Data records for software interfaces
-------------------------
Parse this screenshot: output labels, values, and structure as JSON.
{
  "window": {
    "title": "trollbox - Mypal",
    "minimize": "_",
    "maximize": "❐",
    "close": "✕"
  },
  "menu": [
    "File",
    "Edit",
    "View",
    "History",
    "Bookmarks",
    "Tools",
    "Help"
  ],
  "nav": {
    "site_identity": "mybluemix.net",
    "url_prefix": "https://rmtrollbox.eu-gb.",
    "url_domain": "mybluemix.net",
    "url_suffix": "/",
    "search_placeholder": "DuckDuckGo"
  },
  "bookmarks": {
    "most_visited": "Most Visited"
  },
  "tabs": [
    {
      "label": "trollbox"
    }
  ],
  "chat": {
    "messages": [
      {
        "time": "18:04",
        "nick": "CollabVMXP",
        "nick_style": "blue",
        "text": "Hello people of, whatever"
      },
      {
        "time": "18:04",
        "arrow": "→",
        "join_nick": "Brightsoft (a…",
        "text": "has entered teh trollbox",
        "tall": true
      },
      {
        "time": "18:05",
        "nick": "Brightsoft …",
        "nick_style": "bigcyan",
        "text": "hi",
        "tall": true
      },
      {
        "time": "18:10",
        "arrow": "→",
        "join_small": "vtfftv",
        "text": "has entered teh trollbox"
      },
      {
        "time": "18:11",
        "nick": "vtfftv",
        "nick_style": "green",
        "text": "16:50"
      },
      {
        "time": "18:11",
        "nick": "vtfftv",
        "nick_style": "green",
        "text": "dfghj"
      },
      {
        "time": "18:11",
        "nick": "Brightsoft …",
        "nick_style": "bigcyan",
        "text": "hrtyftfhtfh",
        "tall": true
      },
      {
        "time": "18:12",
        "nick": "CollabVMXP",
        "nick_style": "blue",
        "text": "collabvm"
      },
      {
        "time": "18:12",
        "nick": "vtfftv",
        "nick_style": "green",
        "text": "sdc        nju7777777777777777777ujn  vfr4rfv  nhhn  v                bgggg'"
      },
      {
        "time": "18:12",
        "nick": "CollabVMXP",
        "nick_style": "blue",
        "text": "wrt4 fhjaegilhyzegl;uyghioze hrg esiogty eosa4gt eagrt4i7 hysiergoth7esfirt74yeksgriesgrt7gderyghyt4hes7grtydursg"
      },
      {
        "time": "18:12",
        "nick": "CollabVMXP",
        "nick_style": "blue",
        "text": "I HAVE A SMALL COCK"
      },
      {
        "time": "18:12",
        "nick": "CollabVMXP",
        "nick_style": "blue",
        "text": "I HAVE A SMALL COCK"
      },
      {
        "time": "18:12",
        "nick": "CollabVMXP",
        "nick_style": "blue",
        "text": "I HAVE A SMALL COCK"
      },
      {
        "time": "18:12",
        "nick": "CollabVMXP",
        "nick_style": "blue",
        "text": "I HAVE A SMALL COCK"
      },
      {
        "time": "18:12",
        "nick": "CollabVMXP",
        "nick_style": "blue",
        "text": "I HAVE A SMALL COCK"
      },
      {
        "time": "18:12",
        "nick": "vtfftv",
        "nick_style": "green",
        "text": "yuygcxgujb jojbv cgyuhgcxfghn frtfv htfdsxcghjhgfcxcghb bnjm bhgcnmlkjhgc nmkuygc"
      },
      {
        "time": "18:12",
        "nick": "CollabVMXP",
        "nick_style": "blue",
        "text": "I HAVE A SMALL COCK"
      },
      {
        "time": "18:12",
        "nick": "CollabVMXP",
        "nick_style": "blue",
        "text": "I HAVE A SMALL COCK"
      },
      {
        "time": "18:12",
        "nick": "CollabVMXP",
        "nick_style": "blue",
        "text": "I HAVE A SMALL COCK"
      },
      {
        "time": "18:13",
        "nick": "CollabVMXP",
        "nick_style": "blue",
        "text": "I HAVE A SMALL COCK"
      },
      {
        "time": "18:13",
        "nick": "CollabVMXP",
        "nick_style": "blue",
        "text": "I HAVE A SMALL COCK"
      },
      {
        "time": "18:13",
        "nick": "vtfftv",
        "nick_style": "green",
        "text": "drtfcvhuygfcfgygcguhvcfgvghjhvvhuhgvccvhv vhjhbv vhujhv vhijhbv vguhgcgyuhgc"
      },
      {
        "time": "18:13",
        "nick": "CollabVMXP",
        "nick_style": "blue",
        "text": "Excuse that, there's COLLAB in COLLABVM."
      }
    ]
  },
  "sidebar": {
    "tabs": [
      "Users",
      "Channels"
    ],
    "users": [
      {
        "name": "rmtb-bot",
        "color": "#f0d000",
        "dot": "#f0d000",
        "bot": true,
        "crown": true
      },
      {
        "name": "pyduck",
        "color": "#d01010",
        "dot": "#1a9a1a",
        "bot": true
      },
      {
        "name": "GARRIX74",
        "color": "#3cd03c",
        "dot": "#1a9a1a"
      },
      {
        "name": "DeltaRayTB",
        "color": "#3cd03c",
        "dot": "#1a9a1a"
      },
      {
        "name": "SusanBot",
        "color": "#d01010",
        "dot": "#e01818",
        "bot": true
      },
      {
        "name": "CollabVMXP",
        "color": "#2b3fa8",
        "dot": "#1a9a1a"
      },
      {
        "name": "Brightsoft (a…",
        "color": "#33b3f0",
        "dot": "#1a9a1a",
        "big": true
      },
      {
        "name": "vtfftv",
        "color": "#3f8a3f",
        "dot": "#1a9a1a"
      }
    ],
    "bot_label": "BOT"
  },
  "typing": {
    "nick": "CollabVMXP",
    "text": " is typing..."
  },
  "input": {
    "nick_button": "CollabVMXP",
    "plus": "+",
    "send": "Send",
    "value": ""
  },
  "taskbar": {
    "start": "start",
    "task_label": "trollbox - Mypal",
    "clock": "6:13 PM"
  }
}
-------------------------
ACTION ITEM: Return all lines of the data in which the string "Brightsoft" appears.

PROBLEM SOLUTION:
        "join_nick": "Brightsoft (a…",
        "nick": "Brightsoft …",
        "nick": "Brightsoft …",
        "name": "Brightsoft (a…",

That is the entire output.